With interest rates projected to rise or remain high for the foreseeable future, there is no guarantee that the IPO market won't revert to its sluggish ways in the months ahead.
IPOs Buoyed By Large Investors, Should Retail Investors Avoid Them?
Not only have there been fewer IPOs, but companies that have gone public since the pandemic have largely underperformed the broader market. According to Goldman Sachs analysts, the median IPO in 2020-2021 lagged the Russell 3000—an index that comprises roughly 98% of the U.S. equity market—by 48 percentage points within 12 months after going public. Just 18% of IPOs have managed to outperform the broader market over this period.
It's important to note that it is extremely difficult for retail investors to score shares in IPOs. A majority of the shares tend to get allocated to institutional or high-net-worth investors. Retail investors are often only able to get their hands on shares after they begin trading on exchanges.
If there is a lot of hype surrounding the company, an IPO can quickly get oversubscribed as even the largest investors clamor to get a piece of the company.
For example, Japanese conglomerate SoftBank, which has privately owned Arm since 2016, still has a 90.6% ownership stake in the company, meaning less than 10% of shares were available through the IPO. Some of Arm's biggest clients include big tech companies like Apple (AAPL), Amazon (AMZN), and Nvidia (NVDA), which rely heavily on Arm's chip designs to manufacture millions of semiconductors each year, and had expressed interest in purchasing up to $735 million of the company's stock collectively.

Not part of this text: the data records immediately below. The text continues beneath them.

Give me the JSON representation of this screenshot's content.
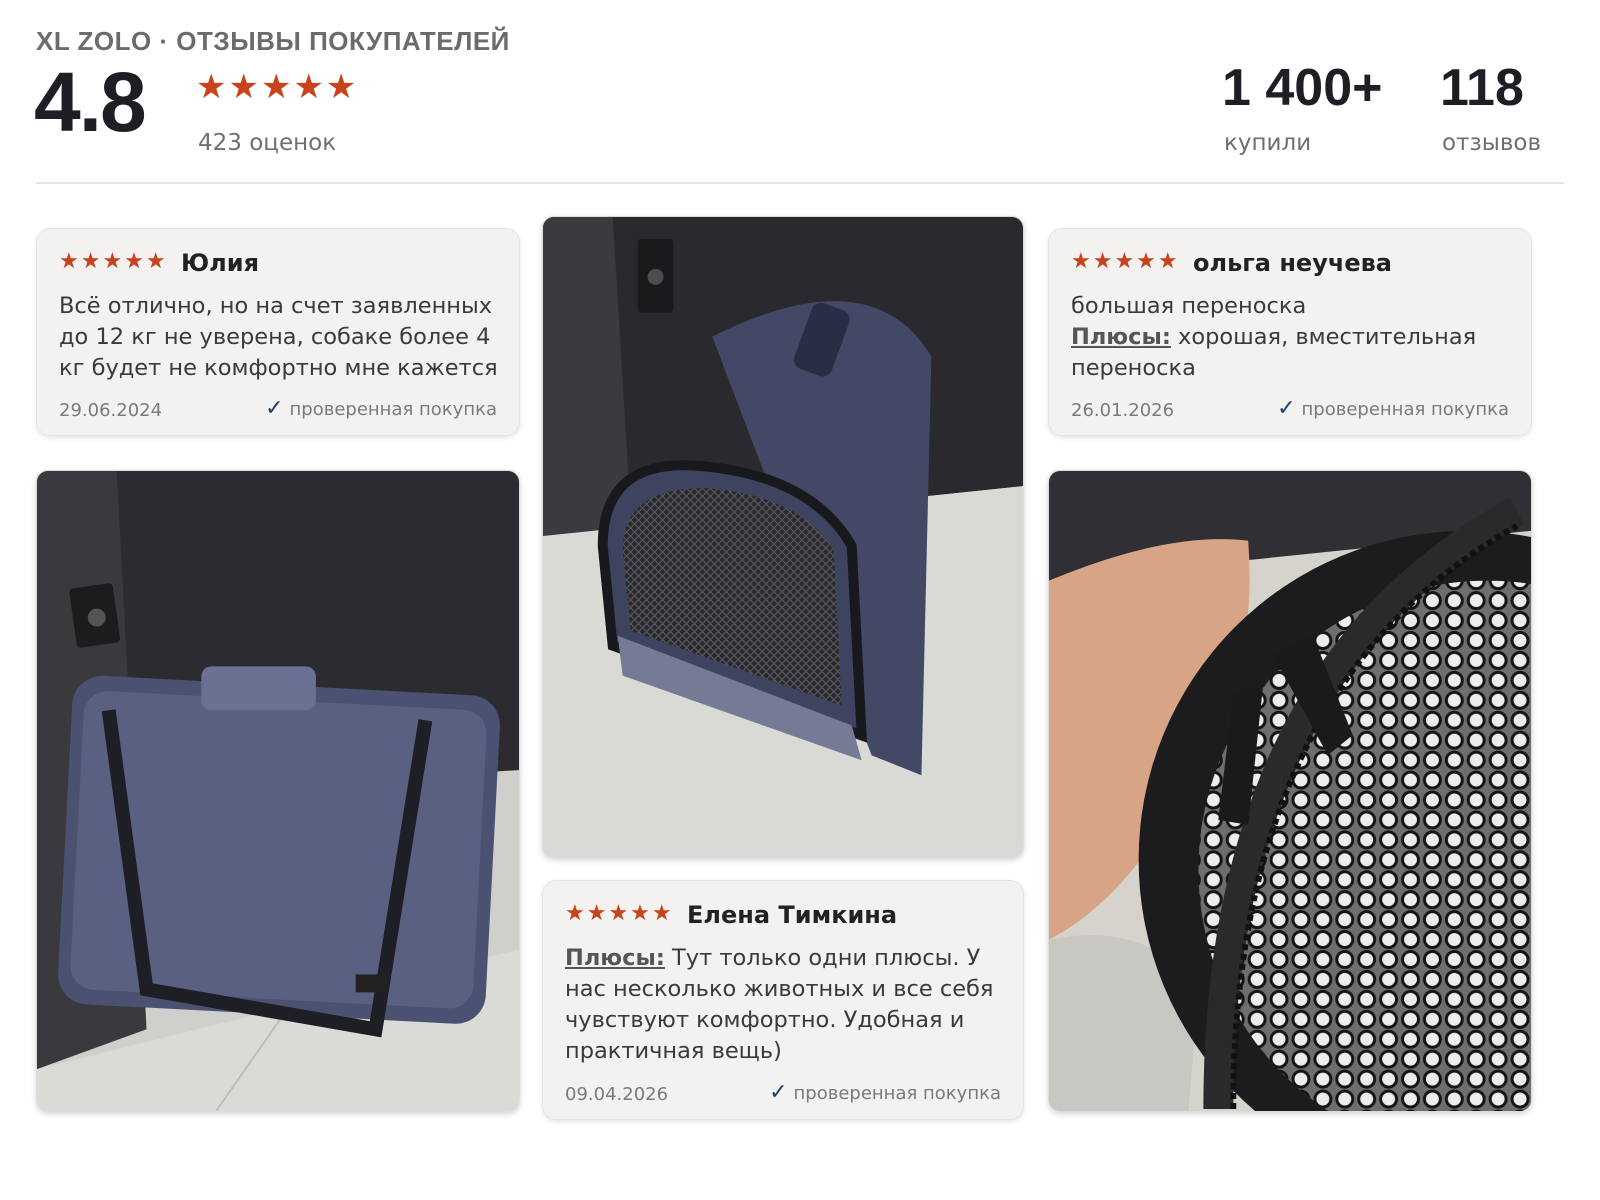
{
  "header": {
    "brand": "XL ZOLO · ОТЗЫВЫ ПОКУПАТЕЛЕЙ",
    "rating": "4.8",
    "stars": "★★★★★",
    "rating_count": "423 оценок",
    "bought_value": "1 400+",
    "bought_label": "купили",
    "reviews_value": "118",
    "reviews_label": "отзывов"
  },
  "reviews": [
    {
      "stars": "★★★★★",
      "author": "Юлия",
      "text": "Всё отлично, но на счет заявленных до 12 кг не уверена, собаке более 4 кг будет не комфортно мне кажется",
      "date": "29.06.2024",
      "verified": "проверенная покупка"
    },
    {
      "stars": "★★★★★",
      "author": "ольга неучева",
      "text": "большая переноска",
      "pros_label": "Плюсы:",
      "pros_text": "хорошая, вместительная переноска",
      "date": "26.01.2026",
      "verified": "проверенная покупка"
    },
    {
      "stars": "★★★★★",
      "author": "Елена Тимкина",
      "pros_label": "Плюсы:",
      "pros_text": "Тут только одни плюсы. У нас несколько животных и все себя чувствуют комфортно. Удобная и практичная вещь)",
      "date": "09.04.2026",
      "verified": "проверенная покупка"
    }
  ],
  "icons": {
    "star": "star-icon",
    "check": "checkmark-icon"
  },
  "colors": {
    "star": "#c8421b",
    "check": "#1f3f6d",
    "bag": "#4b5170"
  }
}
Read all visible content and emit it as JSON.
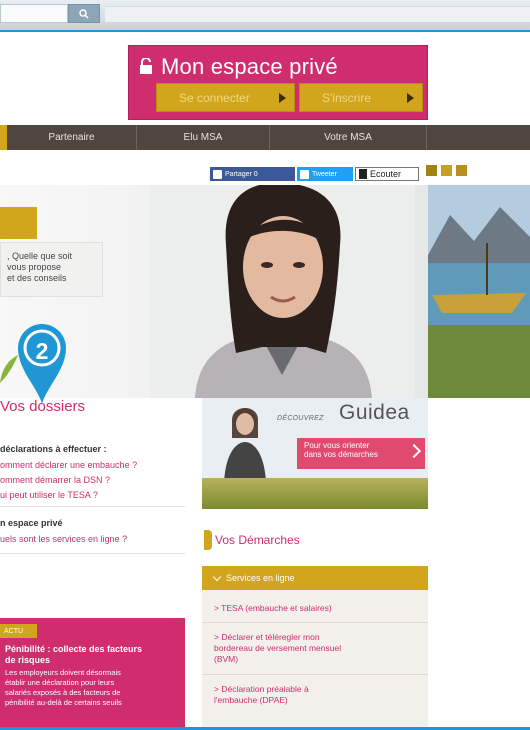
{
  "header": {
    "espace_title": "Mon espace privé",
    "connect_label": "Se connecter",
    "register_label": "S'inscrire"
  },
  "nav": {
    "items": [
      "Partenaire",
      "Elu MSA",
      "Votre MSA"
    ]
  },
  "share": {
    "facebook_label": "Partager 0",
    "twitter_label": "Tweeter",
    "listen_label": "Ecouter"
  },
  "hero": {
    "text_lines": [
      ", Quelle que soit",
      "vous propose",
      "et des conseils"
    ]
  },
  "marker": {
    "number": "2"
  },
  "dossiers": {
    "title": "Vos dossiers",
    "section1_title": "déclarations à effectuer :",
    "section1_links": [
      "omment déclarer une embauche ?",
      "omment démarrer la DSN ?",
      "ui peut utiliser le TESA ?"
    ],
    "section2_title": "n espace privé",
    "section2_links": [
      "uels sont les services en ligne ?"
    ]
  },
  "actu": {
    "badge": "ACTU",
    "headline_lines": [
      "Pénibilité : collecte des facteurs",
      "de risques"
    ],
    "body_lines": [
      "Les employeurs doivent désormais",
      "établir une déclaration pour leurs",
      "salariés exposés à des facteurs de",
      "pénibilité au-delà de certains seuils"
    ]
  },
  "guidea": {
    "decouvrez": "DÉCOUVREZ",
    "name": "Guidea",
    "cta_lines": [
      "Pour vous orienter",
      "dans vos démarches"
    ]
  },
  "demarches": {
    "title": "Vos Démarches",
    "services_head": "Services en ligne",
    "entries": [
      [
        "> TESA (embauche et salaires)"
      ],
      [
        "> Déclarer et téléregler mon",
        "bordereau de versement mensuel",
        "(BVM)"
      ],
      [
        "> Déclaration préalable à",
        "l'embauche (DPAE)"
      ]
    ]
  },
  "colors": {
    "brand_pink": "#cf2d6d",
    "brand_gold": "#d1a51c",
    "nav_brown": "#4f4640",
    "accent_blue": "#1f97d4"
  }
}
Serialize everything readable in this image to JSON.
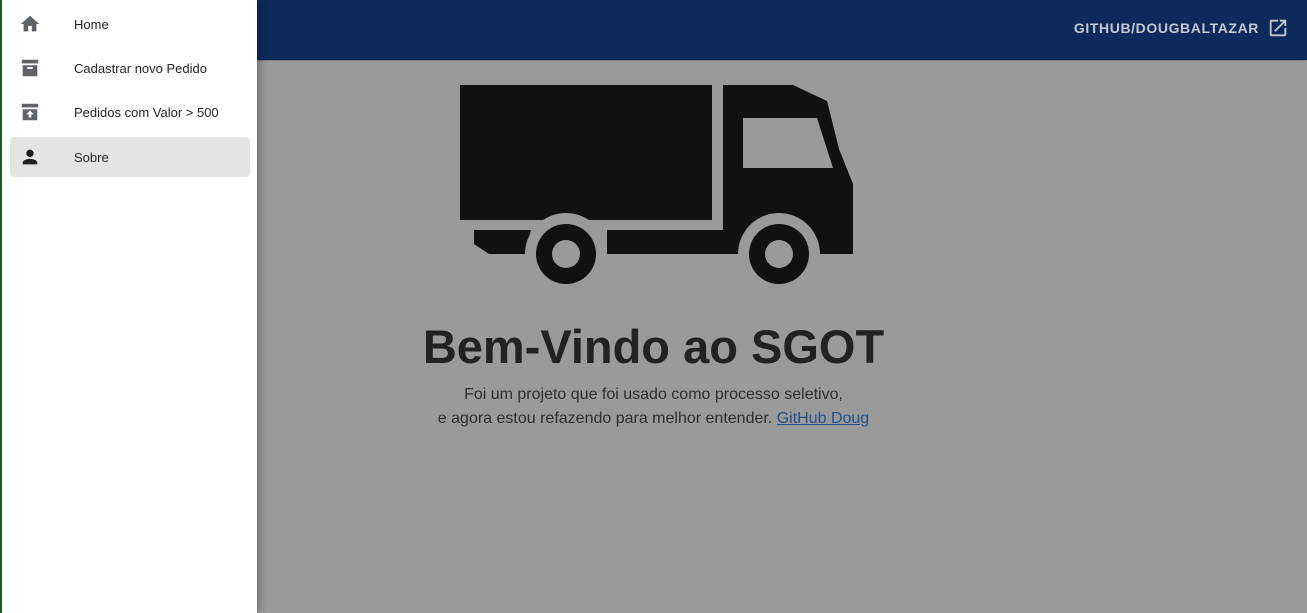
{
  "drawer": {
    "items": [
      {
        "label": "Home",
        "icon": "home-icon",
        "active": false
      },
      {
        "label": "Cadastrar novo Pedido",
        "icon": "archive-icon",
        "active": false
      },
      {
        "label": "Pedidos com Valor > 500",
        "icon": "unarchive-icon",
        "active": false
      },
      {
        "label": "Sobre",
        "icon": "person-icon",
        "active": true
      }
    ]
  },
  "appbar": {
    "github_label": "GITHUB/DOUGBALTAZAR",
    "github_icon": "open-in-new-icon",
    "color": "#0e2a5c"
  },
  "hero": {
    "illustration": "truck-icon",
    "title": "Bem-Vindo ao SGOT",
    "line1": "Foi um projeto que foi usado como processo seletivo,",
    "line2": "e agora estou refazendo para melhor entender.",
    "link_text": "GitHub Doug",
    "link_color": "#22508c"
  },
  "colors": {
    "scrim_background": "#9a9a9a",
    "drawer_active": "#e4e4e4"
  }
}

Similarly, institutional investors such as Norges Bank, private equity companies including TCV and Sequoia Capital, and hedge funds such as D1 Capital Partners and Valiant Capital Management all sought to purchase up to $400 million worth of shares in Instacart.